No one chooses when they are born. I was born in 1955. Some 11 years later, Pink Floyd and Soft Machine appeared at the Round House (Camden, London) when it was owned by Centre 42. I missed these performances – but they were playing at the launch of the underground newspaper International Times (IT). These days in the UK it’s difficult to think what an underground newspaper might be, or why we might need it. The main stream media picks up (often in real time), social injustice, political wrong doing and human tragedy. We are all able to write the odd polemic email, and as individuals we can use social media to communicate our feelings and concerns and share these with like minded others.

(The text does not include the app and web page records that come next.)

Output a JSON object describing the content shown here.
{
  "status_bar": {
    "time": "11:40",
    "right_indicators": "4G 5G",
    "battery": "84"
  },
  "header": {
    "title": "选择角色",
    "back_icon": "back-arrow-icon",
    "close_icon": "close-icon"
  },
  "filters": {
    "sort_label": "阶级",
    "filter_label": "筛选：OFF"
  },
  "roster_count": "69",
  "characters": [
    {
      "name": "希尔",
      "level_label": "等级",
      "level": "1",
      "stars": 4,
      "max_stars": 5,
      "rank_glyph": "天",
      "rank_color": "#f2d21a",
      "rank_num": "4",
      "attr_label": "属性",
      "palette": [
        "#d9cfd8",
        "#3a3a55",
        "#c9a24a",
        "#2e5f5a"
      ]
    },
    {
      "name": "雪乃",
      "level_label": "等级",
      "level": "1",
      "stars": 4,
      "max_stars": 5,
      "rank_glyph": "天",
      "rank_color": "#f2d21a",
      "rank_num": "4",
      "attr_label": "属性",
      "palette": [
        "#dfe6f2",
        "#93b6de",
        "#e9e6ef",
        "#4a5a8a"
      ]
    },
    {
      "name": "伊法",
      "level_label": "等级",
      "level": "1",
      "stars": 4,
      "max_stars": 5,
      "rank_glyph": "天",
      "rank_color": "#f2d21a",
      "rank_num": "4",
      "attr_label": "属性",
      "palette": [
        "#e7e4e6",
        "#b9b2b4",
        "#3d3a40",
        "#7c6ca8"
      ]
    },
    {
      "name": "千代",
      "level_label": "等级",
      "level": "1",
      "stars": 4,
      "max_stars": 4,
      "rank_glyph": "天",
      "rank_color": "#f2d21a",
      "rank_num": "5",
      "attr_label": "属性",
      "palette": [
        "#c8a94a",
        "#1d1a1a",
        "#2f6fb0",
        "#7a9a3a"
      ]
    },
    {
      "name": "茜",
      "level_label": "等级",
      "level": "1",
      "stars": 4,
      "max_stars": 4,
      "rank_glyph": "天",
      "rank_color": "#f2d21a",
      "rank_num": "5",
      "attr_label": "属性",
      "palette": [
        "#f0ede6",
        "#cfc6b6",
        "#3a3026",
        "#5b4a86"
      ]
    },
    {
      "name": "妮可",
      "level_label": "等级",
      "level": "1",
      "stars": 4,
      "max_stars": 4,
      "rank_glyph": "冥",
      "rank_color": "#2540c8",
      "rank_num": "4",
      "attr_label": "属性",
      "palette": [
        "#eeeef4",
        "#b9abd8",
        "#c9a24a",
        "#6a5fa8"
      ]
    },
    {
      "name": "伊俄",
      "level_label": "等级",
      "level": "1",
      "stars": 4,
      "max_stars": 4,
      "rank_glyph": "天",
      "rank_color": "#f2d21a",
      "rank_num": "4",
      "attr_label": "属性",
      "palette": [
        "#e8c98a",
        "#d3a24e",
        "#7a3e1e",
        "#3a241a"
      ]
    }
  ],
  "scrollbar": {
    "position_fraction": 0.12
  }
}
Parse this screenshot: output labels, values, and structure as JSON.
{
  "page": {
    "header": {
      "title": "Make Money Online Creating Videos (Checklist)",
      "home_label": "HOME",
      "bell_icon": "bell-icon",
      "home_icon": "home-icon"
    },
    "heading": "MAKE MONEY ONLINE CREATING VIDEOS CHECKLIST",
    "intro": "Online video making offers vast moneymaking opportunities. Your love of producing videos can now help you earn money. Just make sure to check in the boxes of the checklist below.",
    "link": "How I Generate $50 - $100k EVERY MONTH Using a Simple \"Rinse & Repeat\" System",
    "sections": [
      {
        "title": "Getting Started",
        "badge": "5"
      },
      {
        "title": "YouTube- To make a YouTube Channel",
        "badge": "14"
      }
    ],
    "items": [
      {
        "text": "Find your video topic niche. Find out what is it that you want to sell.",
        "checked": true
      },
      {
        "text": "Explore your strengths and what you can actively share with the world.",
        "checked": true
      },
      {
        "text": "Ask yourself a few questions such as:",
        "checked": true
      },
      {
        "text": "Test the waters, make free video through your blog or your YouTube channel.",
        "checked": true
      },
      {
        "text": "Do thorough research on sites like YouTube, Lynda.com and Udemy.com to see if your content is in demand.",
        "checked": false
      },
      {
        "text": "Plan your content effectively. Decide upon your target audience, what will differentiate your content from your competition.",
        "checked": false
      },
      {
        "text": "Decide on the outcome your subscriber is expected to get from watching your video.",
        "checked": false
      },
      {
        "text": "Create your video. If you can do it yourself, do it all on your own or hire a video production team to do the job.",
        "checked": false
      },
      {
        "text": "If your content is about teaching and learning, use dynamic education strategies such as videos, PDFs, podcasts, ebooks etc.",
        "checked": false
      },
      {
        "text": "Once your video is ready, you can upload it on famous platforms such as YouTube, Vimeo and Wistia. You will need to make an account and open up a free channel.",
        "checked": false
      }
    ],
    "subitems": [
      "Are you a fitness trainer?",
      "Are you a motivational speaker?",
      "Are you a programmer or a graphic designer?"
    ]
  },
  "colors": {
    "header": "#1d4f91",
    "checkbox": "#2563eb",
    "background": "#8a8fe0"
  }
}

However, back in the late 1960’s and early 70’s it was a different story. Back then the liberalism of contemporary thinking and the stratification of the prevailing social order was very different. Then IT, and its sister underground newspaper OZ were prosecuted for what were seen to be obscene images and messages, for having lonely hearts ads that sought same sex relationships and so on. I used to read these newspapers and still have a large collection of the spin out Zap Bijou comic books featuring amongst others, the cartoons of Jay Lynch and Robert Crumb.
You may be wondering what has brought on this wave of nostalgia. Well it was Status Quo actually. Now I have seen many live groups including Led Zeppelin, the Incredible String Band, the Rolling Stones, Pink Floyd, Leonard Cohen, Rod Stewart to just a few, and often at the Roundhouse, but I had never seen Status Quo in concert. Last week their acoustic concert at the Camden Roundhouse was being shown on a televised version of a radio show. I don’t know how that works but you just press the Red Button and there you are, almost sitting in the audience able to see and hear every note being played.
Watching the concert I was transformed right back to the days of my youth and the world I grew up in. It was an almost magical experience. My neural pathways were buzzing, with memories (good and bad) and thought connections that weren't quite random. Francis Rossi (the bands co-founder) is just 6 years older than me, and 5 years ago he cut of his trademark ponytail, something he had for 35 years! Last week, a well-meaning friend suggested I cut mine off as it would make me look 10 years younger – as I write this it’s still there.
So in what was a busy week, it was wonderful to enjoy this oasis of warm memories intermingled with future thoughts. I was dipping into my memory suitcase and not only enjoying every moment, but also thinking about what some of those experiences have meant for me. I have written previously about the award winning memory suitcase initiative for those living with dementia or caring for those with dementia (see here). It’s a fabulous project, created and run by the Liverpool Museum, and it was Carol Rogers (the Director of Education and Communities at the museum) who suggested that 'museums look after memories' a delightful notion.
It is the contents of the suitcase that are important. An artefact can prompt a memory that can start a conversation where a conversation perhaps hasn't been possible due to an individual’s short term memory loss. As dementia progresses, cognitive skills and short term memory reduce – but often longer term memories can be tapped into. Last week I was due to see a slightly different approach at the Wrighington, Wigan and Leigh NHS Trust innovative dementia pods.
Dementia pods are a creative approach that uses pop-up rooms designed to be reminiscent of a bygone era, and can help reassure patients who are living with dementia. Designed in retro themes they are filled with authentic furniture and memorabilia enabling and encouraging patients to talk about memories they still retain. The dementia pods simply pop up or down so are ideal for a ward environment and can turn any care space into a therapeutic and calming environment. I didn't get there due to a problems with the ward that meant it was closed for the 24 hour I as due to be there. I am looking forward to having the visit re-arranged.
The greatest boost to my memory suitcase last week was seeing the wonderful article in Fridays Telegraph newspaper. This featured the work of the brilliant HenPower project, something I first heard about this summer when I met, serendipitously, the charismatic Jos Forester-Melville (a henologist) and HenPower Project Manager. I really like the idea of using hens to tackle loneliness in older men and the difference hens can make to older men living with dementia. Read the story here. And if anyone is looking for a Christmas present that would also double as a artefact for my memory suitcase, well 'The Complete Zap Comix' edition is due to be published on the 22nd Nov, and absolute snip at just under £300!